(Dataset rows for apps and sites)
____________________

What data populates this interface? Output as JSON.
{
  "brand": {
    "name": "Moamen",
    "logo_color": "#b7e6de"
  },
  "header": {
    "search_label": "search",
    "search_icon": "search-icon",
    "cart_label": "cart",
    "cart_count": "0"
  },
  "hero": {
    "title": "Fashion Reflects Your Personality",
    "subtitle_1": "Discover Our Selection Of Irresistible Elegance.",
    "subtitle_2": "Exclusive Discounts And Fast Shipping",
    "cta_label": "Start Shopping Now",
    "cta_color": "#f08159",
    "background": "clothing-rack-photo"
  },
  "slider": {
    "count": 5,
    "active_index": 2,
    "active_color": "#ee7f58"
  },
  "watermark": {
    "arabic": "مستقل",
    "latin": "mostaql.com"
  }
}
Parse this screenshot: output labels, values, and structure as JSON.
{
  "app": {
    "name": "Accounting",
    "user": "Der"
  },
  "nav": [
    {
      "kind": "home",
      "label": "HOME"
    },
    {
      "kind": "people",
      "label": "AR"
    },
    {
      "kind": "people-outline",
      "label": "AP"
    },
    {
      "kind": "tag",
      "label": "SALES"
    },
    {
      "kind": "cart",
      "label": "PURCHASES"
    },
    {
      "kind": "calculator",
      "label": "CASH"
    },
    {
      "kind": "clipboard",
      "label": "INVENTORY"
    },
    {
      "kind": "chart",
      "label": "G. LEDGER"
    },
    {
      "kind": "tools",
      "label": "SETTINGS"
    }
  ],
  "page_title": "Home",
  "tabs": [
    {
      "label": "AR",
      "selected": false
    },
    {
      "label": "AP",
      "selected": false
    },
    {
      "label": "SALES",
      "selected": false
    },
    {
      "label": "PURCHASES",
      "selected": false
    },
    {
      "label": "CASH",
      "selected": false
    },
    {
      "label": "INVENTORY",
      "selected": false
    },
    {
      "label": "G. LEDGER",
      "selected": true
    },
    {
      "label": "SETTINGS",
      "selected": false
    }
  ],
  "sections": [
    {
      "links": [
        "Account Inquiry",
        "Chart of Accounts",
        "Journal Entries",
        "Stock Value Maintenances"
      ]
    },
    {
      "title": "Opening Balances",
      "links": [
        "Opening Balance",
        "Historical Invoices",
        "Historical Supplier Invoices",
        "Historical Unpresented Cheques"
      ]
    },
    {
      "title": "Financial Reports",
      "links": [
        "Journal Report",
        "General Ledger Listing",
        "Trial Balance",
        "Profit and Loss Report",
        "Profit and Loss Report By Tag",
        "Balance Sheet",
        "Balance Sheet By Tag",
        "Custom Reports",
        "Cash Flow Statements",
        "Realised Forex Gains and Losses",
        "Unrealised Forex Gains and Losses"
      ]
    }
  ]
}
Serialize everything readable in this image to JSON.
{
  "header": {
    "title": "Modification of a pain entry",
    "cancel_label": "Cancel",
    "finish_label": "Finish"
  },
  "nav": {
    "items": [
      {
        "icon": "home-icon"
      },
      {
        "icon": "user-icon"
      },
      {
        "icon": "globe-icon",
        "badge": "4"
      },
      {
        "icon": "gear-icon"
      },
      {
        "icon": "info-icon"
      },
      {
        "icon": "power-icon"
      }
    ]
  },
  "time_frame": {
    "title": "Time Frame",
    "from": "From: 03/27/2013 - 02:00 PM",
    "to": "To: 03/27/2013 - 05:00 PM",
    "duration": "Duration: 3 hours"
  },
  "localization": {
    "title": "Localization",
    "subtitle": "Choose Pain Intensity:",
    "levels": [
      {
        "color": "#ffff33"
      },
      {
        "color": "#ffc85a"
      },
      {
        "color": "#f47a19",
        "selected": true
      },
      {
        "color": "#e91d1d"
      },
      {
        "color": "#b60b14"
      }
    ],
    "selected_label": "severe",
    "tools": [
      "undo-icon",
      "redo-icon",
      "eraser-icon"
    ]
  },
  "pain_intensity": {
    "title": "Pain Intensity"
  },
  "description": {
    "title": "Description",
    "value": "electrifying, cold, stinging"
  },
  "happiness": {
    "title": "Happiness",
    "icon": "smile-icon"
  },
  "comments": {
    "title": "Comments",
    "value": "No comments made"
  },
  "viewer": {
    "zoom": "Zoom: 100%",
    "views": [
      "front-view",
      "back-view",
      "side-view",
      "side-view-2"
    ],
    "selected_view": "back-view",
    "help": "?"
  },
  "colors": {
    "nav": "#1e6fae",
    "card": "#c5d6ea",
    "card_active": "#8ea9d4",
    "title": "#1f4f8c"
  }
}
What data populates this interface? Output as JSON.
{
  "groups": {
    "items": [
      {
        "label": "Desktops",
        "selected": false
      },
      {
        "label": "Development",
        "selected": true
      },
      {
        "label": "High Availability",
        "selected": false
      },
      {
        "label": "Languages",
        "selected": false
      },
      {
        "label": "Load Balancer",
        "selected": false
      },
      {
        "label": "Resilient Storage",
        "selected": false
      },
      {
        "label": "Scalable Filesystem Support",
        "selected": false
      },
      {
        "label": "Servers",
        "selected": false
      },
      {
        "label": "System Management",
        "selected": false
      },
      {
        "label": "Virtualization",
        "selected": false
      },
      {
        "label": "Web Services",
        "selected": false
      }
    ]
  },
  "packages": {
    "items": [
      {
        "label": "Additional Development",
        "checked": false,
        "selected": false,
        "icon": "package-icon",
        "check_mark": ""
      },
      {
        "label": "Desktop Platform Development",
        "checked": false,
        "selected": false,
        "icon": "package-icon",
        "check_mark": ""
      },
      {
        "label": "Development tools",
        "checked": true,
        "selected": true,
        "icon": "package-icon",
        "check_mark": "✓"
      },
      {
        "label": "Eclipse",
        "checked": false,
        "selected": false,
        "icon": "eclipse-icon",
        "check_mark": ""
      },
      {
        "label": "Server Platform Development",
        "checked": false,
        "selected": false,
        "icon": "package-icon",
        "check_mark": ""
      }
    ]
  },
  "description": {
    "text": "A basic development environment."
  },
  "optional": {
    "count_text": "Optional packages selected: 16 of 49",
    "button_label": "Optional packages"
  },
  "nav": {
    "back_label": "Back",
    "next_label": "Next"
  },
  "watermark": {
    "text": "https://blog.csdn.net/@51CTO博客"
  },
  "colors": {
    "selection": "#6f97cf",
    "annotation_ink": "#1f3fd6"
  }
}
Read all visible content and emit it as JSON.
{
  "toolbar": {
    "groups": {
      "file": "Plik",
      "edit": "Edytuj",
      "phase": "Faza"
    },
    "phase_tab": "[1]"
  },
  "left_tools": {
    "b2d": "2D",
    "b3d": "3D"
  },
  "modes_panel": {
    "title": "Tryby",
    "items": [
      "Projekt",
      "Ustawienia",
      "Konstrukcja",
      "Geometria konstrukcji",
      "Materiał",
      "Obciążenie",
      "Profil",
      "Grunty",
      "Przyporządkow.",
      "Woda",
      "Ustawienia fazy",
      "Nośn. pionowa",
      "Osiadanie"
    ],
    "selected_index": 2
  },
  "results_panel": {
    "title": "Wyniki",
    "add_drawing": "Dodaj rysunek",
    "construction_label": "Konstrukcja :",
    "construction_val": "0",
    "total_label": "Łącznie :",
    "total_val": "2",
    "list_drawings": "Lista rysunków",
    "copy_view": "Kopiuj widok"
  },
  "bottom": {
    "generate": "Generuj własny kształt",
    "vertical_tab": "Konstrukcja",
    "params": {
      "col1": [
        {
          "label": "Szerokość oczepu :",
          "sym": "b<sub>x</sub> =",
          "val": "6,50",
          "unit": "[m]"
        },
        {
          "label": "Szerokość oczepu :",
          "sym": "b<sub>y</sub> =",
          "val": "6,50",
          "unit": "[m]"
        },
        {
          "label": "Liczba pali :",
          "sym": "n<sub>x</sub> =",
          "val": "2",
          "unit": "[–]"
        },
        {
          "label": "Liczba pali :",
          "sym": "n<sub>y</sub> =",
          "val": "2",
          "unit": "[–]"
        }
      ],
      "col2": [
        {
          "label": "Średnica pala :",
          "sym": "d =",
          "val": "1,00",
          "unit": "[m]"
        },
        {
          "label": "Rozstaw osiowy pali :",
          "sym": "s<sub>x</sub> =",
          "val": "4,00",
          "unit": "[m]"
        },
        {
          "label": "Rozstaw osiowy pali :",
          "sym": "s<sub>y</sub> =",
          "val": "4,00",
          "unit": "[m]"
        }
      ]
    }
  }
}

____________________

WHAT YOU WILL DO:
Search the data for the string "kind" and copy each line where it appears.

FINISHED EXERCISE:
      "kind": "home",
      "kind": "people",
      "kind": "people-outline",
      "kind": "tag",
      "kind": "cart",
      "kind": "calculator",
      "kind": "clipboard",
      "kind": "chart",
      "kind": "tools",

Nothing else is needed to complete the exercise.